John Metcalfe was CityLab’s Bay Area bureau chief, covering climate change and the science of cities.
Circus worker Adam Tenenbaum's front yard has become a neighborhood gathering place due to one really weird art tree.
This is what happens when you combine a man from the traveling circus, his acrobat roommate and a big pile of chandeliers: a brilliantly beaming carnival tree in the heart of L.A.'s artsy Silver Lake neighborhood.
Adam Tenenbaum, a 38-year-old circus makeup artist, has with the help of friends festooned his front-yard tree with more than 30 hanging lamps, some from garage sales and others he made by hand. He started the quizzical project six years ago after acquiring a couple unwanted chandeliers from a set-building gig. Because his neighbors appear to be cool, non-NIMBYish sorts, he continues adding on lights, using his skills as a general contractor to prevent the whole thing going up in an intense electrical blaze during rainstorms.

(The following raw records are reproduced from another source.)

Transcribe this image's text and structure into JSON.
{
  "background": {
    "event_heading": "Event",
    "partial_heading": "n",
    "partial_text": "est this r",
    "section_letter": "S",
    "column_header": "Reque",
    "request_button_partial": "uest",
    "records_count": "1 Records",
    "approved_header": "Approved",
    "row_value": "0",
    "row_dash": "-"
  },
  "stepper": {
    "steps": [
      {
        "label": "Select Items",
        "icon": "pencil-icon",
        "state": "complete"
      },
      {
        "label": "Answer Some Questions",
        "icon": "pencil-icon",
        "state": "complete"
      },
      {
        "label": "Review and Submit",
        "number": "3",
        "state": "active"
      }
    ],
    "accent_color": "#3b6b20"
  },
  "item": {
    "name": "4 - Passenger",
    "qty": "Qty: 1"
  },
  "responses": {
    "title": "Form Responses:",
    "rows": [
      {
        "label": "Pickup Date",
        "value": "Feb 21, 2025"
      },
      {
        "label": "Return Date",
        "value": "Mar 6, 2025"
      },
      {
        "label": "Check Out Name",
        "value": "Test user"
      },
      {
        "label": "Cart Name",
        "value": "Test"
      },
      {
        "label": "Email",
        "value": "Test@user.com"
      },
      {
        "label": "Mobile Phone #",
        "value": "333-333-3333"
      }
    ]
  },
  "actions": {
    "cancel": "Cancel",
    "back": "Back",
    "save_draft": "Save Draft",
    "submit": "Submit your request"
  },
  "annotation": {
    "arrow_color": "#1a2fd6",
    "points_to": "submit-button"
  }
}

"I basically consider my front yard to be like public domain," says Tenenbaum over the phone. And indeed it's become a popular community gathering spot in L.A., with Friday nights seeing children bouncing on a trampoline and adults exchanging gossip. "It's like your local bar, without the alcohol."
The world might not know of this enchanting art tree had not local filmmaker Colin Kennedy recently made the poetic tribute you see above. Since the video hit the Internet this week, the pedestrian traffic under the tree has become "big time – pretty damn busy," Tenenbaum says. But that's fine with him. "It's quite a unique thing to have something that doesn't have any labels or corporate support," he says. "It's really lived off the neighborhood's support.... It's just a magical playground, a fun place to hang out."
Check it out the next time you're at 2811 W. Silver Lake Drive. And if you want to help maintain it, drop a quarter into the parking meter that Tenenbaum has dollied up in a big-top fashion. "It's like lighting 30-plus rooms at a time," he says, adding that his electric bills are "off the chart."
(H/t to The Eastsider L.A.)